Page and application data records
'''
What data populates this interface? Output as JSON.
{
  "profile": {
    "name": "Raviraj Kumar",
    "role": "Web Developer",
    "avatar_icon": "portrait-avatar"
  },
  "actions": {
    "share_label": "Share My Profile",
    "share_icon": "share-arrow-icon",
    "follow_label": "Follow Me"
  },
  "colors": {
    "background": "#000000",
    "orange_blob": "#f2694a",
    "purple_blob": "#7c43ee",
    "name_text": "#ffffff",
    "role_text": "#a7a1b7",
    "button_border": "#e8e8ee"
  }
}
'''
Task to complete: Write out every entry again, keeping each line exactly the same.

Reply:
What data populates this interface? Output as JSON.
{
  "profile": {
    "name": "Raviraj Kumar",
    "role": "Web Developer",
    "avatar_icon": "portrait-avatar"
  },
  "actions": {
    "share_label": "Share My Profile",
    "share_icon": "share-arrow-icon",
    "follow_label": "Follow Me"
  },
  "colors": {
    "background": "#000000",
    "orange_blob": "#f2694a",
    "purple_blob": "#7c43ee",
    "name_text": "#ffffff",
    "role_text": "#a7a1b7",
    "button_border": "#e8e8ee"
  }
}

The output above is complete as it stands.